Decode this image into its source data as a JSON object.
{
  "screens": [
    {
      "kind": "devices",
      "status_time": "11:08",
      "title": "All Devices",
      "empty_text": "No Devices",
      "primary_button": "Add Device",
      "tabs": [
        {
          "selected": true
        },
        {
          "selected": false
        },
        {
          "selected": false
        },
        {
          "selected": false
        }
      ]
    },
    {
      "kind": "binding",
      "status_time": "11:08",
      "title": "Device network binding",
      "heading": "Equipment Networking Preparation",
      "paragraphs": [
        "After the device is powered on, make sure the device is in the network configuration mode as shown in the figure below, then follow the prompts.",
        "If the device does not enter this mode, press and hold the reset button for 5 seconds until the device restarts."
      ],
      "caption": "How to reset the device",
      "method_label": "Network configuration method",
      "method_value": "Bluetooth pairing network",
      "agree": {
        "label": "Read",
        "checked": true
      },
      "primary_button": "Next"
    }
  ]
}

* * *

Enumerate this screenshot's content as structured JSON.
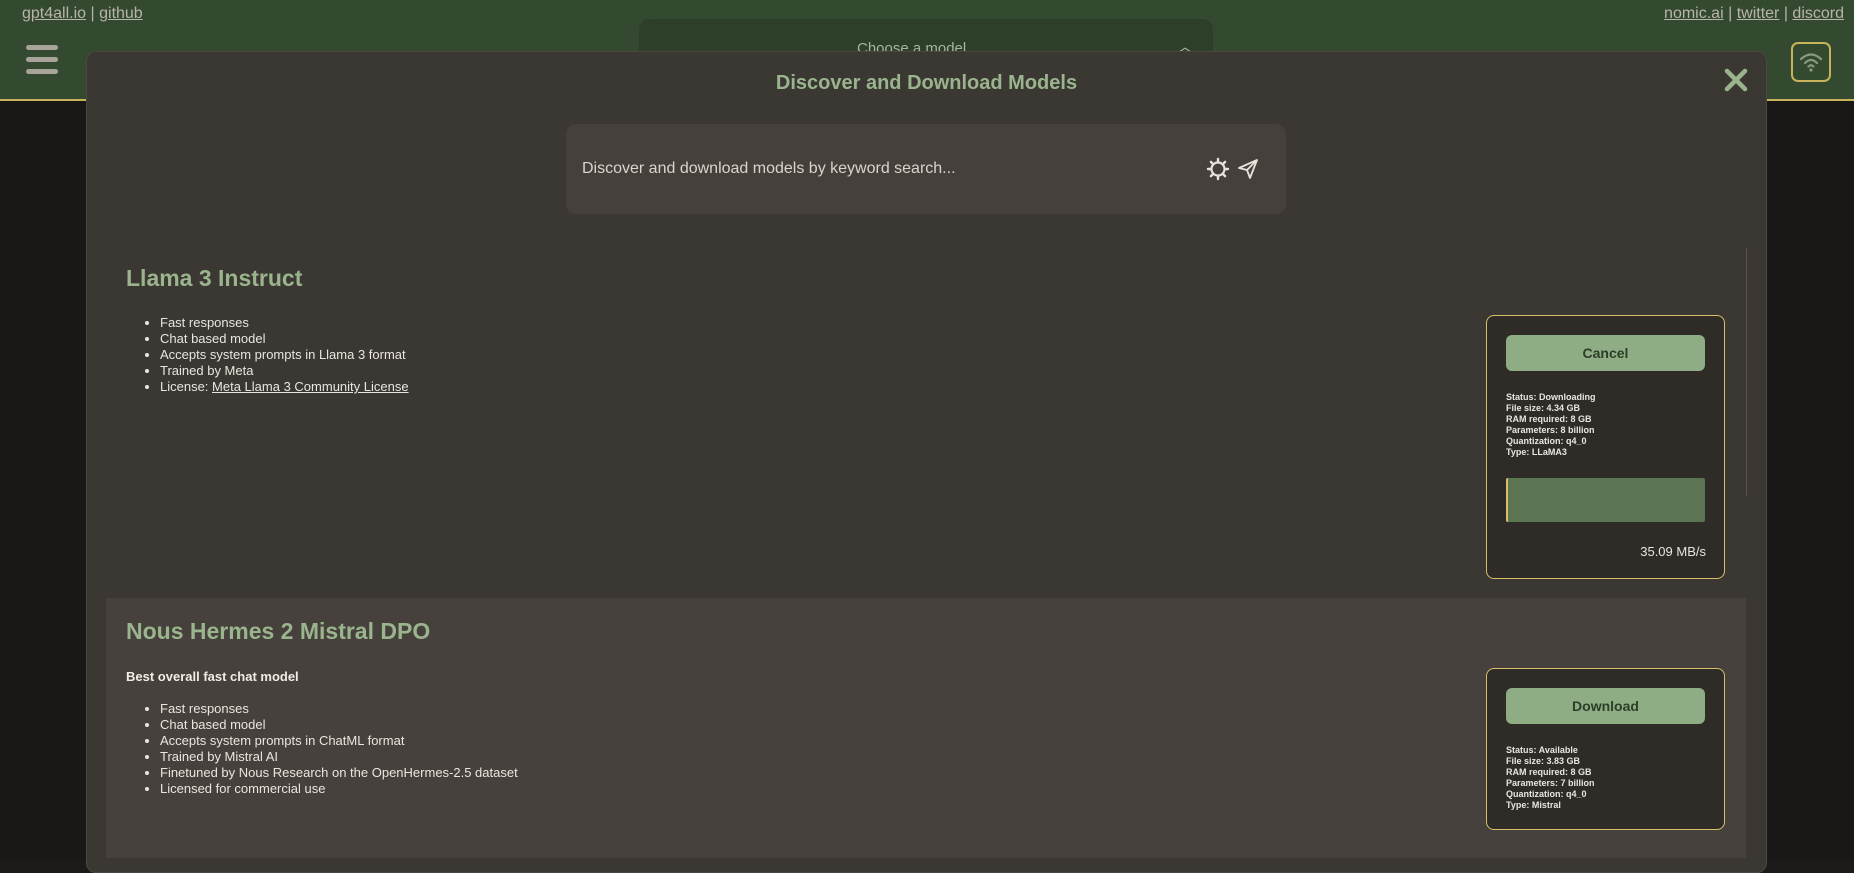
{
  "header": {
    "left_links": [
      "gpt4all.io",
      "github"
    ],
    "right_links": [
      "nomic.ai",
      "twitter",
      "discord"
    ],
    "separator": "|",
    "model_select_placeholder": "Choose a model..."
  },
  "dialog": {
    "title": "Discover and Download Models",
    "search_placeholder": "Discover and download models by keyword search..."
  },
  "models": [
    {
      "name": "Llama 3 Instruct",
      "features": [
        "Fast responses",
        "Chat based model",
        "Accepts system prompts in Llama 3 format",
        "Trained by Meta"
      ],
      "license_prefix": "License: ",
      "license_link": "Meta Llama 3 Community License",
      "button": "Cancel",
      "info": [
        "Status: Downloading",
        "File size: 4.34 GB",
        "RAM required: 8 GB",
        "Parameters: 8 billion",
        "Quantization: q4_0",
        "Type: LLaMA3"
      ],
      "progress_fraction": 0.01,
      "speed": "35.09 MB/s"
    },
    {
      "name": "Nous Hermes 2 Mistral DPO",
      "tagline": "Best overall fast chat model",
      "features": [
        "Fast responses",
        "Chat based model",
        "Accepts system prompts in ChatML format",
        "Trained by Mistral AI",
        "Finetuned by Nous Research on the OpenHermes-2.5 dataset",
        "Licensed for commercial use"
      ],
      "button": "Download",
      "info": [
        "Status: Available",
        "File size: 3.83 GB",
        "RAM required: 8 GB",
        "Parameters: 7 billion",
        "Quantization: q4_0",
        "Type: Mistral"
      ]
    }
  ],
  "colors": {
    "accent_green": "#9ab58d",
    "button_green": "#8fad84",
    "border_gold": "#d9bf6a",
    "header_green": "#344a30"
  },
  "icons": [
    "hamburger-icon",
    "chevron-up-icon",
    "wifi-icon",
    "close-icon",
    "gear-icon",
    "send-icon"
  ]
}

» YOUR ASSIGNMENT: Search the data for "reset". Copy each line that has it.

» RESPONSE TO THIS TASK:
        "If the device does not enter this mode, press and hold the reset button for 5 seconds until the device restarts."
      "caption": "How to reset the device",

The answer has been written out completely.